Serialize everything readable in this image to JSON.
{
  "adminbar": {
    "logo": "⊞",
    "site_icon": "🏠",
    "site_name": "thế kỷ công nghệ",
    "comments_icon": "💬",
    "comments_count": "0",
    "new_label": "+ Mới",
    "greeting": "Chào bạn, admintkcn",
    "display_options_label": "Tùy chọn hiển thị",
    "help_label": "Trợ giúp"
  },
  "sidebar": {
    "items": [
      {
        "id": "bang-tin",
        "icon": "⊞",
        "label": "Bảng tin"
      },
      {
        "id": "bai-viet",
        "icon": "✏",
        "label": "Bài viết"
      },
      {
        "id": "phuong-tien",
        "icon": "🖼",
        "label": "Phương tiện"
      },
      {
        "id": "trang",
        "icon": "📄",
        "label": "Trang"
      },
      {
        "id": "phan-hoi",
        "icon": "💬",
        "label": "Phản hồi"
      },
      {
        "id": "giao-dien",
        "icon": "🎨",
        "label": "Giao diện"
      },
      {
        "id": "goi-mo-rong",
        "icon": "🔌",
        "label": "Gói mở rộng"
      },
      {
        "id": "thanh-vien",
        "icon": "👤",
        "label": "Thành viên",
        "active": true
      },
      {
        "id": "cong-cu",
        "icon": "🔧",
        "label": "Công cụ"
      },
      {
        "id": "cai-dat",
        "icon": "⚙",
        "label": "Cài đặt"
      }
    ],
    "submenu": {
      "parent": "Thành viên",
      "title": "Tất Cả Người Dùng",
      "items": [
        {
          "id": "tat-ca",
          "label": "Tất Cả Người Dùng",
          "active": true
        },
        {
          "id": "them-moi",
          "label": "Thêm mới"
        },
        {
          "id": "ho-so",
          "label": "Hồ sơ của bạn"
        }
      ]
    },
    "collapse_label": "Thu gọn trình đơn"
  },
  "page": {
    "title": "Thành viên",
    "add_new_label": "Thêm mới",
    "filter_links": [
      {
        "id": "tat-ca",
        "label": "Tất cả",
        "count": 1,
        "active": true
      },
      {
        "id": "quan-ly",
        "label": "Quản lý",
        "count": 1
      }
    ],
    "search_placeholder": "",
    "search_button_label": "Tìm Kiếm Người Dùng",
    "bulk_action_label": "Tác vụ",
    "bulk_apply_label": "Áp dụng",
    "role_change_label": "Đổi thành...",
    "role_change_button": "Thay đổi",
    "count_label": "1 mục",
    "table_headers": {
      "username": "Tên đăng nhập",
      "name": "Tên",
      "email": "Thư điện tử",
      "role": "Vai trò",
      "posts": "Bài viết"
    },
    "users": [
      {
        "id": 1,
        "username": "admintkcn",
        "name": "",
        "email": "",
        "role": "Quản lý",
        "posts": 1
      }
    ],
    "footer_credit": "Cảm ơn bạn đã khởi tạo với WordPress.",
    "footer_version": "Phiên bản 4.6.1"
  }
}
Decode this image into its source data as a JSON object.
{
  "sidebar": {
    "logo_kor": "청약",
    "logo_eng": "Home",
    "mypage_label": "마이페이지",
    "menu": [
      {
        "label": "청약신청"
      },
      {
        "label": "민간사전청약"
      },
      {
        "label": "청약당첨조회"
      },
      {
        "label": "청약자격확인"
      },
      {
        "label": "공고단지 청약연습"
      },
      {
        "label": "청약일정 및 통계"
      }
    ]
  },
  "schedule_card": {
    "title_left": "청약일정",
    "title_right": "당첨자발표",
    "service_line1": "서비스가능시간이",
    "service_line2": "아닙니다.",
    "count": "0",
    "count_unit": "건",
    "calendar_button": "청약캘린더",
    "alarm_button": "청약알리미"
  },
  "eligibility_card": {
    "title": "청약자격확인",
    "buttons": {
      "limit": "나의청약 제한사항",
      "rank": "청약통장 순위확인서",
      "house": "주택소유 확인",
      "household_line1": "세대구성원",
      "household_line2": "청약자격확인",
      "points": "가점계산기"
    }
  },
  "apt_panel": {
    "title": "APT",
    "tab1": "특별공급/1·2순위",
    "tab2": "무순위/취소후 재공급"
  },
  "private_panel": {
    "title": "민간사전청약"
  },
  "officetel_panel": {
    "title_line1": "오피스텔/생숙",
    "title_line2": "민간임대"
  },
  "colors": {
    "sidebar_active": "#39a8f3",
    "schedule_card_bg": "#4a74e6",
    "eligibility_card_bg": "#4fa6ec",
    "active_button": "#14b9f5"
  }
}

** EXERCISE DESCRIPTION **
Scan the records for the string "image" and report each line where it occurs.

** RESULT OF THIS EXERCISE **
Serialize everything readable in this image to JSON.
Decode this image into its source data as a JSON object.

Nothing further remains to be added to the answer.